The Europeans have little sway over the conflict dynamics in the Middle East region, but they will inevitably face its regional, domestic and global repercussions. At the regional level, the ground assault on Gaza will heighten the likelihood of Hezbollah and other Iran-backed proxies intervening and expanding the conflict to other parts of the Middle East. This war will also derail the recent easing of tensions between the US and Iran. Biden will confront intense domestic pressure to ramp up US sanctions on Iran’s oil and energy exports, and Iran may retaliate by accelerating its nuclear program.

The conflict in Gaza will have significant implications for global politics. The main question for the analysts is, how will this war affect America’s involvement in the Ukraine conflict and its support for Kiev? Despite the US officials’ claim that they can handle both conflicts at the same time, many think that the war in the Middle East will distract the US from Ukraine’s political-diplomatic situation. Washington needs to devote more attention and resources not only to the war in Gaza, but also to the wider challenges that the war could trigger or worsen in the Middle East. The US must also keep up its deterrence against China to stop Beijing from attacking Taipei.

The war has serious consequences for the relations among and within European countries. The ongoing conflicts and the rising civilian deaths in Gaza worsen the rifts among and inside the European nations. The war has also exposed the EU’s lack of unity and influence over the conflict, undermining its role as a major foreign policy player. Domestically, some leaders, such as Spain’s Pedro Sánchez or Britain’s Keir Starmer, face severe challenges and have to struggle to contain the splits in their parties or coalitions. The impression that European countries favor Israel could incite extremism and spark a new wave of terrorism in Europe. Some right-wing governments, such as Italy, will revive their strict policy of controlling internal and national borders. The war could also trigger a surge of refugees from Gaza or other regional countries, which would heighten anti-immigrant and Islamophobic feelings and boost the appeal of right-wing and radical parties across Europe.

Europe’s influence on the calculations and decisions of Israel and even Hamas is minimal, regardless of its internal divisions or cohesion. But Europe’s weakness and failure are not confined to the recent war in the Middle East. The European Union fancied itself as a crucial mediator in the territorial conflict between Azerbaijan and Armenia in the South Caucasus region for many years, but it was reduced to a mere spectator when Azerbaijan, after a long siege and a military offensive, drove tens of thousands of Armenians out of the contested areas.

An agreement with Tunisia to curb migration across the Mediterranean collapsed.

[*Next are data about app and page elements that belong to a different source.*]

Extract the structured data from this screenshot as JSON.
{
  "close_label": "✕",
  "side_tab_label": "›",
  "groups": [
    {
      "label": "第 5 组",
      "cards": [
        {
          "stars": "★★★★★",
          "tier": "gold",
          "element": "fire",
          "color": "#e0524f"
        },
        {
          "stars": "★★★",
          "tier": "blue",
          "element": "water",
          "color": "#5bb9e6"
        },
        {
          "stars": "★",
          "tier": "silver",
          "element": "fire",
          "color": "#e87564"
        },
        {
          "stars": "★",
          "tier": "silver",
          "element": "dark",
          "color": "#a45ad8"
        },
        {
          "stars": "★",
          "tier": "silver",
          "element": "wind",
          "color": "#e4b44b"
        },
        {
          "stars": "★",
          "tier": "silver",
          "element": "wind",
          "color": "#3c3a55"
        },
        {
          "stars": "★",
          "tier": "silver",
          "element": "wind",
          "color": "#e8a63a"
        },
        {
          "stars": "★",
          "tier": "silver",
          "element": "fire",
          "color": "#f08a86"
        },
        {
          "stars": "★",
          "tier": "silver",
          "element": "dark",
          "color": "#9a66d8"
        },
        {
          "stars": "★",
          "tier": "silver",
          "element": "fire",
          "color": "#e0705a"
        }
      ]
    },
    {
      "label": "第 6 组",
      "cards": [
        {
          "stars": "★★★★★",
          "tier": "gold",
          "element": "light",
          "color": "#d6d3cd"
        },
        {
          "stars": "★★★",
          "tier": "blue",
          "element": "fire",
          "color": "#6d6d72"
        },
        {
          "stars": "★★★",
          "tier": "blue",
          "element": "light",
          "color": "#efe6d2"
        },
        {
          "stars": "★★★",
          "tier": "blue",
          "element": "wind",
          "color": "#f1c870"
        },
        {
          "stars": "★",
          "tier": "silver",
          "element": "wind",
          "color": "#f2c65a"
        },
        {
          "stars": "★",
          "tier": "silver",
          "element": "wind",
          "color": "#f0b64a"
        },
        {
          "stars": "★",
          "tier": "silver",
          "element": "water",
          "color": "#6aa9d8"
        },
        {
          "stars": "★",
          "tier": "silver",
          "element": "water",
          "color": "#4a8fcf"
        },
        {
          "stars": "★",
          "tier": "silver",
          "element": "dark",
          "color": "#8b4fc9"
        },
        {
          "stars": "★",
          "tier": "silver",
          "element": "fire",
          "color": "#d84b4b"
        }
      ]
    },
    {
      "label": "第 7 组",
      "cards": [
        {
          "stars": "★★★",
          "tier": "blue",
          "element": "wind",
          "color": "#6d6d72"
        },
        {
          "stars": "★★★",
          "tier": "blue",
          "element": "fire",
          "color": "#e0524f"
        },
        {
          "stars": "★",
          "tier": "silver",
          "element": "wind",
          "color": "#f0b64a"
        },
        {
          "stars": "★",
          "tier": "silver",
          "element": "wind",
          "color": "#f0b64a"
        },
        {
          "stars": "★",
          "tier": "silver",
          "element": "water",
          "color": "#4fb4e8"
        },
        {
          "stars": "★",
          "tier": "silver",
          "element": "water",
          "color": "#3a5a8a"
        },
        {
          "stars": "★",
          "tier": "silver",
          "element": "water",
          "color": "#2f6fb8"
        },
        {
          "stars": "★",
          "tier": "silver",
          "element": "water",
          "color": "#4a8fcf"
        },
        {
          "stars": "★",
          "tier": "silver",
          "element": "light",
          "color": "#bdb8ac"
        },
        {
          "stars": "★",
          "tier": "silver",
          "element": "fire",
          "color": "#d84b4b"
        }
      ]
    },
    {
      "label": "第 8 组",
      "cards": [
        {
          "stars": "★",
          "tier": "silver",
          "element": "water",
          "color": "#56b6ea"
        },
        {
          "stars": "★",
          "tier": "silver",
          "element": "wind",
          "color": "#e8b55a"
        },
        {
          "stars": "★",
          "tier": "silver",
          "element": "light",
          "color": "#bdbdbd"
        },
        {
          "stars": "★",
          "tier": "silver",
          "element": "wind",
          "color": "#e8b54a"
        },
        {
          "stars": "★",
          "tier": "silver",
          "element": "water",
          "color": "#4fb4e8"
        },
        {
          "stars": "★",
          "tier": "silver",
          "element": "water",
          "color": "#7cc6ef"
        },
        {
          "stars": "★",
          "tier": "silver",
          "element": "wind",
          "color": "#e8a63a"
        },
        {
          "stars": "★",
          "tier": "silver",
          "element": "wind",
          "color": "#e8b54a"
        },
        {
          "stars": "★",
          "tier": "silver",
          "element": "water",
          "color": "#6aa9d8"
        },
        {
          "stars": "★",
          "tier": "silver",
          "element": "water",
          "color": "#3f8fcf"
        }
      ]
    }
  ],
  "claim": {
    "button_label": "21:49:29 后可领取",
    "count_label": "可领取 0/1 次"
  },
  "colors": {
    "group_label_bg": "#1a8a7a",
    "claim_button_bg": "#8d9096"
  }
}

Tunisia rejected the 60 million euros ($63 million) that the EU offered for the deal. Meanwhile, turmoil persists in Kosovo and Serbia, who ignore Brussels’s calls to stop the hostilities.

Supporters of the European Union expected that its united and consistent response to Russia’s aggression in Ukraine would herald what Burrell optimistically termed the emergence of geopolitical Europe. But an institution that excels at standardizing the production, import and use of electronic devices, or the trade of agricultural products, falters when it comes to politics, especially global politics. The war in Gaza has exposed the European Union as more turbulent and chaotic than ever, a group that fails to create a lasting geopolitical influence.

Sarah Neumann
Sarah Neumann
Dr. Sara Neumann is a political scientist and freelance writer who specializes in international relations, security studies, and Middle East politics. She holds a PhD in Political Science from Humboldt University of Berlin, where she wrote her dissertation on the role of regional powers in the Syrian conflict. She is a regular contributor to various media outlets like Eurasia Review. She also teaches courses on international relations and Middle East politics at Humboldt University of Berlin and other academic institutions.